◆ WORK INSTRUCTION ◆
For the listing underneath, give the count of lines containing the string "JSON" and nothing further.

◆ EXERCISE INPUT ◆
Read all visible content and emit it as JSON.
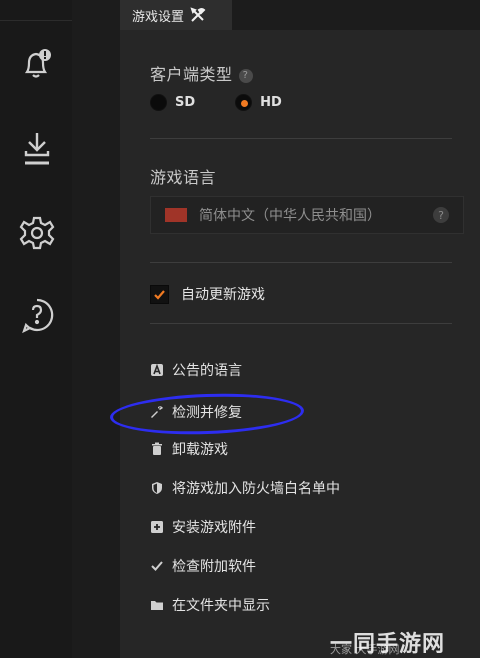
{
  "tab": {
    "label": "游戏设置"
  },
  "client_type": {
    "label": "客户端类型",
    "help": "?",
    "options": [
      {
        "label": "SD",
        "selected": false
      },
      {
        "label": "HD",
        "selected": true
      }
    ]
  },
  "game_language": {
    "label": "游戏语言",
    "value": "简体中文（中华人民共和国）",
    "help": "?"
  },
  "auto_update": {
    "label": "自动更新游戏",
    "checked": true
  },
  "actions": [
    {
      "icon": "a-letter-icon",
      "label": "公告的语言"
    },
    {
      "icon": "wrench-icon",
      "label": "检测并修复"
    },
    {
      "icon": "trash-icon",
      "label": "卸载游戏"
    },
    {
      "icon": "shield-icon",
      "label": "将游戏加入防火墙白名单中"
    },
    {
      "icon": "plus-box-icon",
      "label": "安装游戏附件"
    },
    {
      "icon": "check-icon",
      "label": "检查附加软件"
    },
    {
      "icon": "folder-icon",
      "label": "在文件夹中显示"
    }
  ],
  "rail": [
    "notification-icon",
    "download-icon",
    "settings-icon",
    "help-icon"
  ],
  "watermark": {
    "main": "一同手游网",
    "sub": "大家 大手游网"
  },
  "colors": {
    "accent": "#f07a22",
    "annotation": "#2d2df0"
  }
}
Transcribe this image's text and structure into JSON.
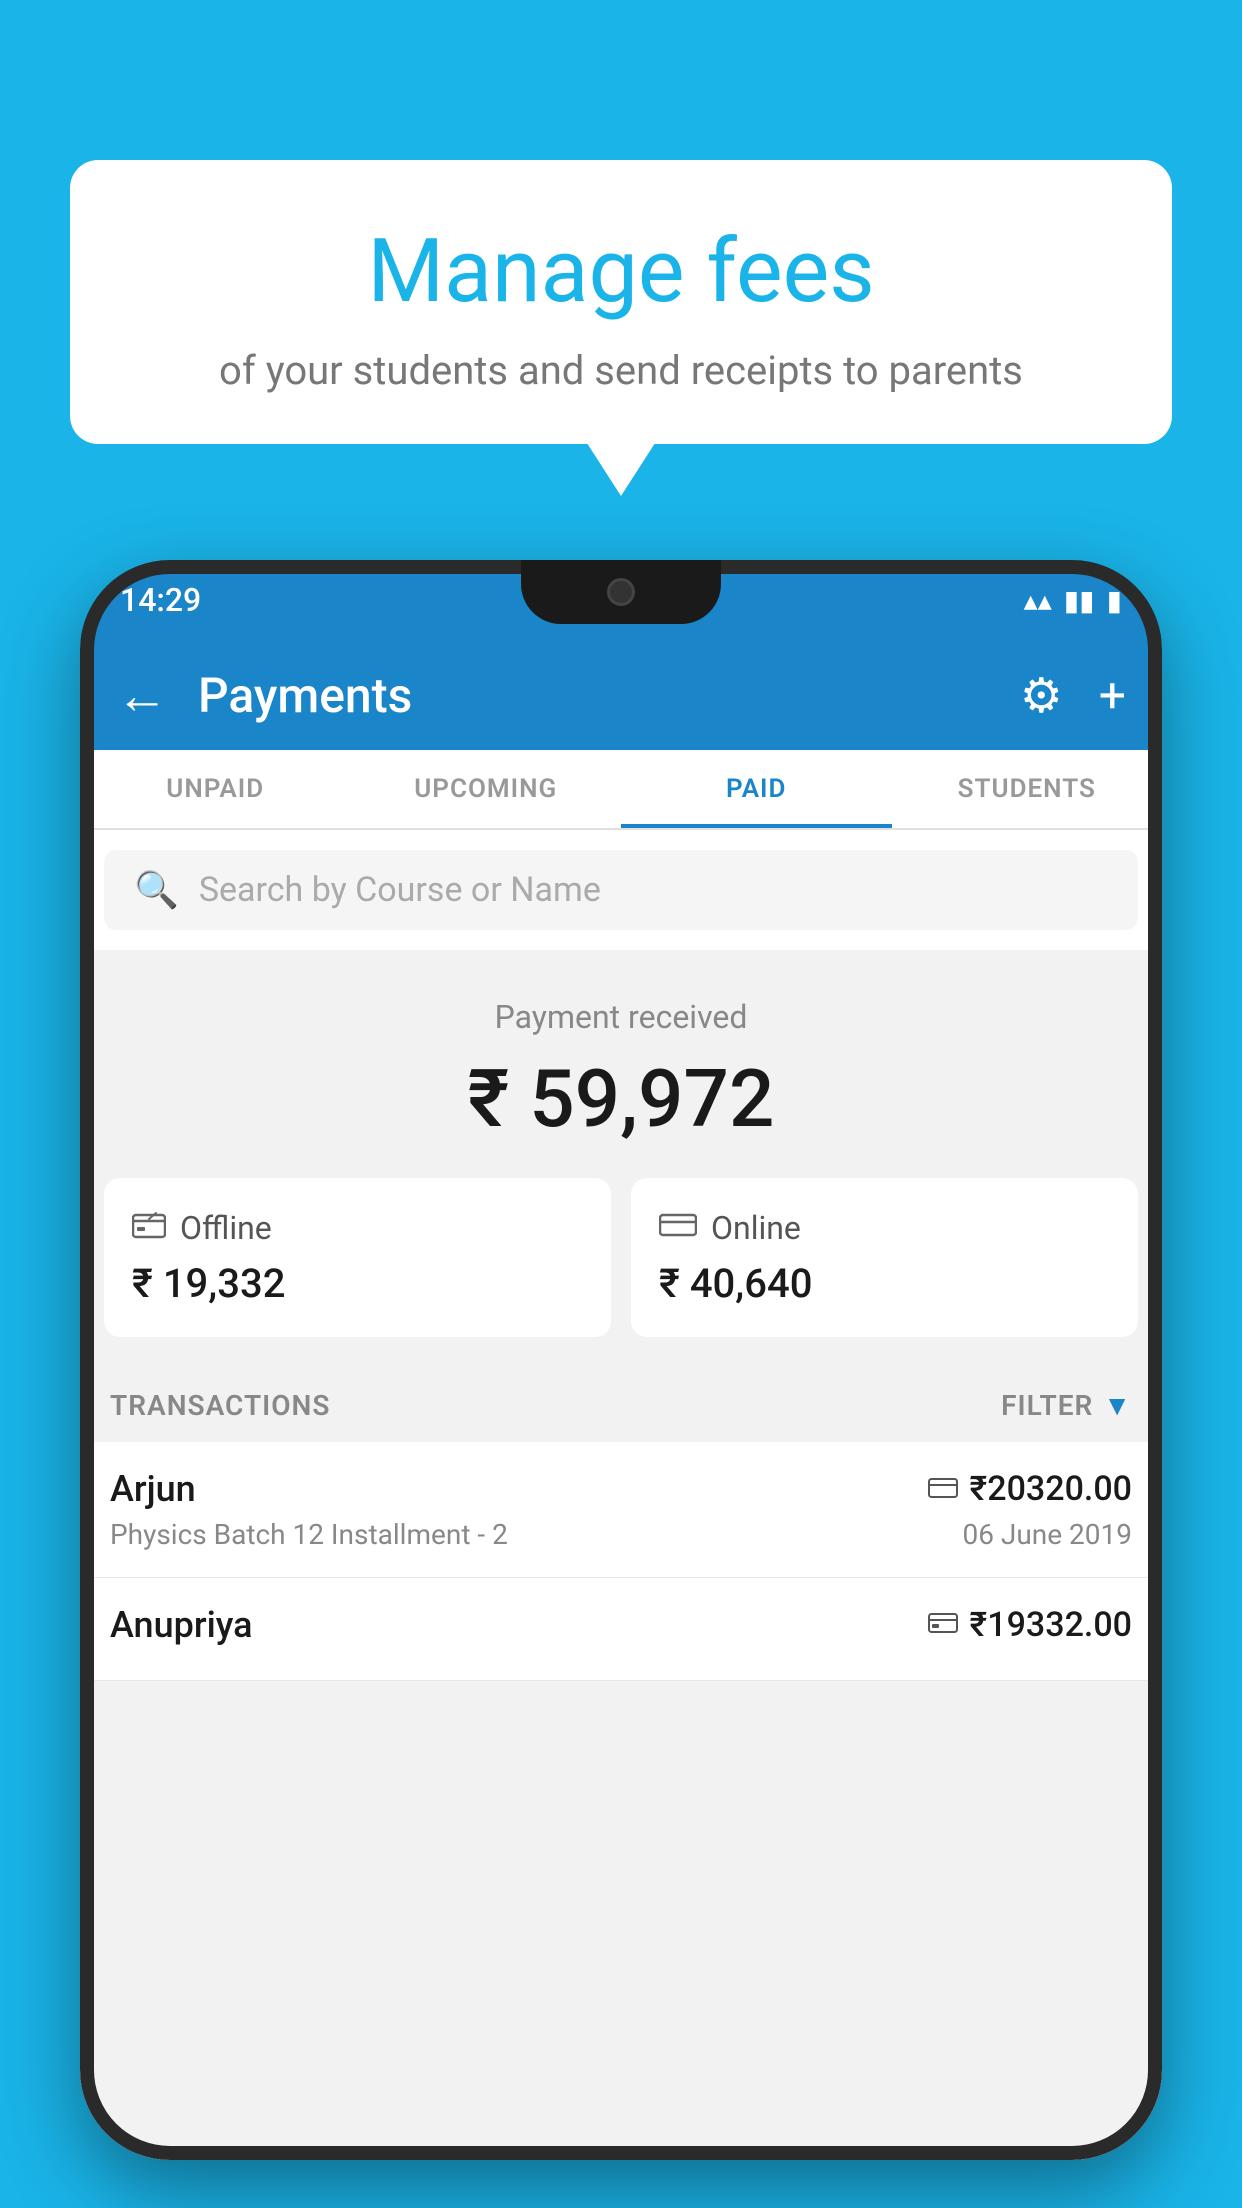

◆ SOLUTION FOR THIS EXERCISE ◆
2